### YOUR TASK
In the records that follow, how many lines contain the word "hint"? Give only that figure.
++++
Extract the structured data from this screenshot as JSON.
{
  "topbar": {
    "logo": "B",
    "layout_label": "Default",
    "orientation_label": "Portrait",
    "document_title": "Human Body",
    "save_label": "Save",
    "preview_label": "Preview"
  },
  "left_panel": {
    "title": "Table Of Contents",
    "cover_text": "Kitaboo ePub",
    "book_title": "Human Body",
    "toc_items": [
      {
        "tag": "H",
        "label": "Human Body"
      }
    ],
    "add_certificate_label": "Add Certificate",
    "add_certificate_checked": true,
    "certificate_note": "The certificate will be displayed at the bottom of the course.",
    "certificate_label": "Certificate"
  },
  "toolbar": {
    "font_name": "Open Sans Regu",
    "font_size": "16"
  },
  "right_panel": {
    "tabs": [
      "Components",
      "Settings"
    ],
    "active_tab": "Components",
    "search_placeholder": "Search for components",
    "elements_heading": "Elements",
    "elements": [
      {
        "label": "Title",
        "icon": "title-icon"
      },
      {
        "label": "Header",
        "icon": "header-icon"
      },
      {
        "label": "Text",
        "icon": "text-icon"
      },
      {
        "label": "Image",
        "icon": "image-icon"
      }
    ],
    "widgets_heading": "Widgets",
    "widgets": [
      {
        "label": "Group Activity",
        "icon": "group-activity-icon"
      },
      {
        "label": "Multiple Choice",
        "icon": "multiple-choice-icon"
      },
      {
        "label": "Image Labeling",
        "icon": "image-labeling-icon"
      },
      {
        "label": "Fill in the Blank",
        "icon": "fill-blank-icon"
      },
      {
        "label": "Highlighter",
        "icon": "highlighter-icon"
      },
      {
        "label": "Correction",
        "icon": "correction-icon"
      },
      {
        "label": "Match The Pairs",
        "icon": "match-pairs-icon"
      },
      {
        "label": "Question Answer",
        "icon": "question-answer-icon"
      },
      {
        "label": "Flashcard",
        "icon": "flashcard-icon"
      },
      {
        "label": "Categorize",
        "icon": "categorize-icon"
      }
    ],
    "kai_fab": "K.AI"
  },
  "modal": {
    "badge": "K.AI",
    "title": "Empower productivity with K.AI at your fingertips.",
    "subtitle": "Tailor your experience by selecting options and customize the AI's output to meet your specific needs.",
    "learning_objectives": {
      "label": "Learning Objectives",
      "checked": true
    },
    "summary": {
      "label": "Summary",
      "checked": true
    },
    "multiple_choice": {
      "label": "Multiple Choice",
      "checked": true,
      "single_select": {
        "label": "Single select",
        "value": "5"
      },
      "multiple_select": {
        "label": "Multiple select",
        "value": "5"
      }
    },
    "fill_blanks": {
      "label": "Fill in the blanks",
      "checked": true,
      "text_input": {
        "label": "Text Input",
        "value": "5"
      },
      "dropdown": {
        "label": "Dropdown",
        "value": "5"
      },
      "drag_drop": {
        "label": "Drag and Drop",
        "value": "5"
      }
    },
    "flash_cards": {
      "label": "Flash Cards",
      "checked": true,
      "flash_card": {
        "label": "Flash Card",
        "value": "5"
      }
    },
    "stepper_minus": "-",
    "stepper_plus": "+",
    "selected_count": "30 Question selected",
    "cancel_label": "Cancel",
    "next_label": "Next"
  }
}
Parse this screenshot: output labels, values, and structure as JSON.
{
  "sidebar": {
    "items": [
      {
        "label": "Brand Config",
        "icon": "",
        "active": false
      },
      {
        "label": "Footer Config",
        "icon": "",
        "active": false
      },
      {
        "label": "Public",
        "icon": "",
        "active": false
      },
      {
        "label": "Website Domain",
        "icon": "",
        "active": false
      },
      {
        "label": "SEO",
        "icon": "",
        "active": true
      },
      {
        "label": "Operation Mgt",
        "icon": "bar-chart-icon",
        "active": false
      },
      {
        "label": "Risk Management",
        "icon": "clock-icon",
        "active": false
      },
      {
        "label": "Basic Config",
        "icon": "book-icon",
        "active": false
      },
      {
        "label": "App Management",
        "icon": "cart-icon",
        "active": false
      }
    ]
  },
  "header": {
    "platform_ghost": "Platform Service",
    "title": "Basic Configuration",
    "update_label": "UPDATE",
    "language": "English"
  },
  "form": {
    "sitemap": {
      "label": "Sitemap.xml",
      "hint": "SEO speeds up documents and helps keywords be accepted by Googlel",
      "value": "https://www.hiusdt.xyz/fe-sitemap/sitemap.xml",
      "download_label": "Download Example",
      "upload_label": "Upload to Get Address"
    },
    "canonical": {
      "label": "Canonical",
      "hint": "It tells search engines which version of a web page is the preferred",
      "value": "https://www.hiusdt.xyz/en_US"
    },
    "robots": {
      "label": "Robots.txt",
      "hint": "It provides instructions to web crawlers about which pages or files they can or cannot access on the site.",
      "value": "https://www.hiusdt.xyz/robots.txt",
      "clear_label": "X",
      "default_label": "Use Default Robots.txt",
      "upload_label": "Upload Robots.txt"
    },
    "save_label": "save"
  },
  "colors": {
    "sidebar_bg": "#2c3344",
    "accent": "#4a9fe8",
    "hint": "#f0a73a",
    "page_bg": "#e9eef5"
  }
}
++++
### WRITTEN SOLUTION
4